Given entries section start

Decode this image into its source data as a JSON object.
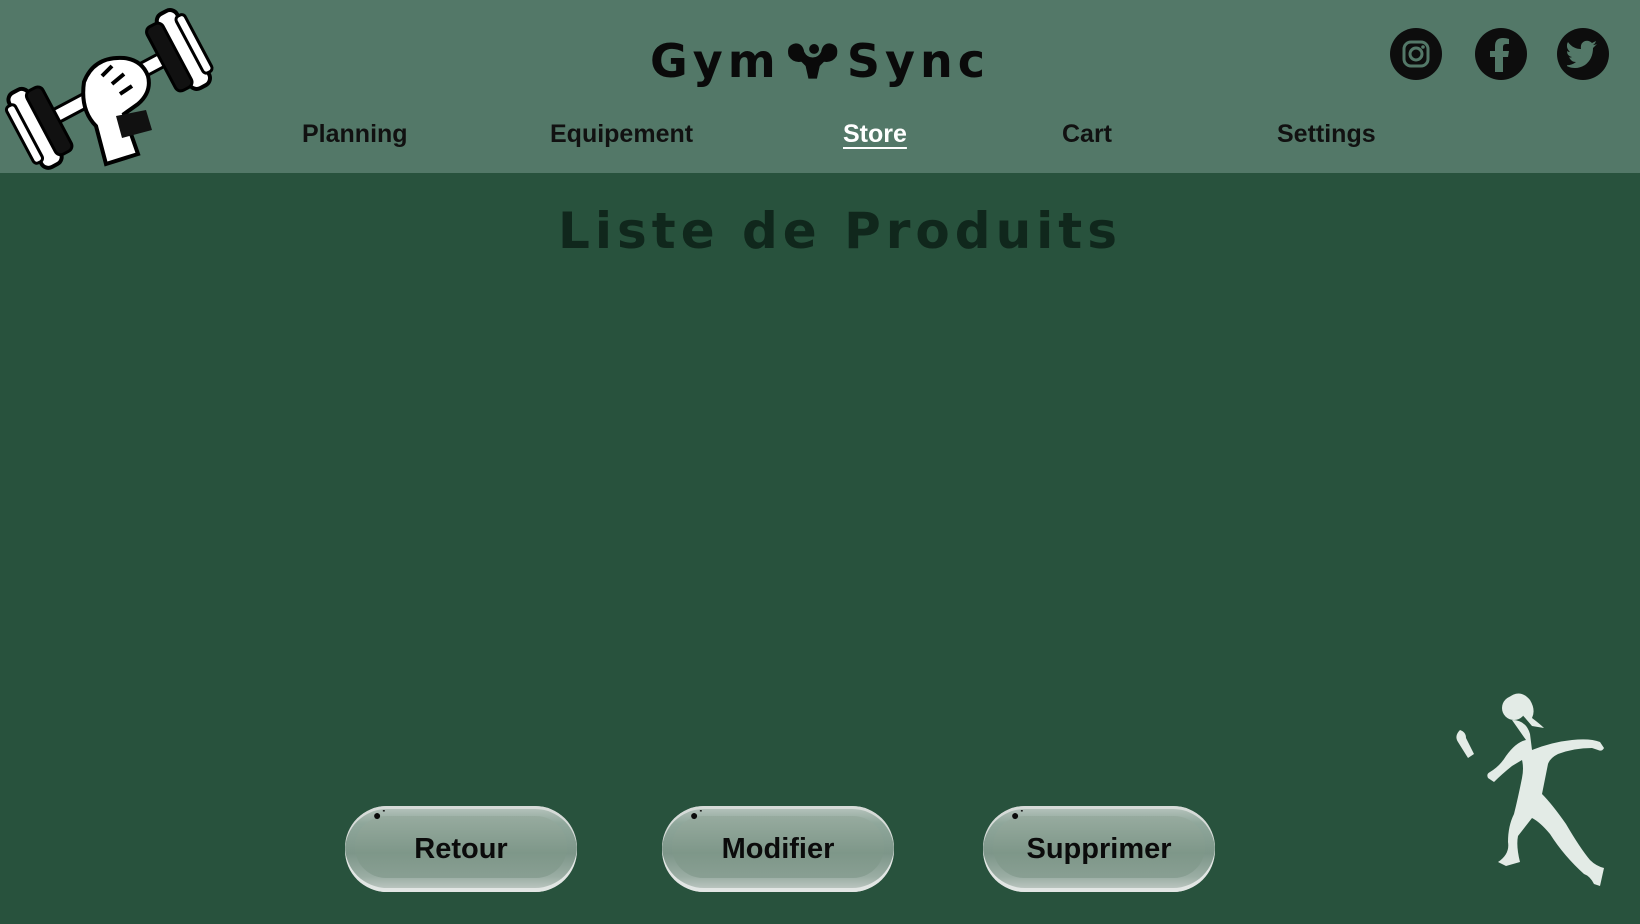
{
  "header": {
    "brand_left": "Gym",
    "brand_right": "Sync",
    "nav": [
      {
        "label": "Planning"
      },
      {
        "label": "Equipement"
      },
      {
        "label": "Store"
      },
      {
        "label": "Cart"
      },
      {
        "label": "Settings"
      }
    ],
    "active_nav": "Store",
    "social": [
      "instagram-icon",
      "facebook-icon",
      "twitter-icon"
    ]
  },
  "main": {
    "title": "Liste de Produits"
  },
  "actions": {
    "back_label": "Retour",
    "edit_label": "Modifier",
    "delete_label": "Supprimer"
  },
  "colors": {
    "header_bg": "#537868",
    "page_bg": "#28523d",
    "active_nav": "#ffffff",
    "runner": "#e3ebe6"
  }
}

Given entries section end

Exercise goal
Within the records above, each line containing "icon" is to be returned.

Task solution
      "instagram-icon",
      "facebook-icon",
      "twitter-icon"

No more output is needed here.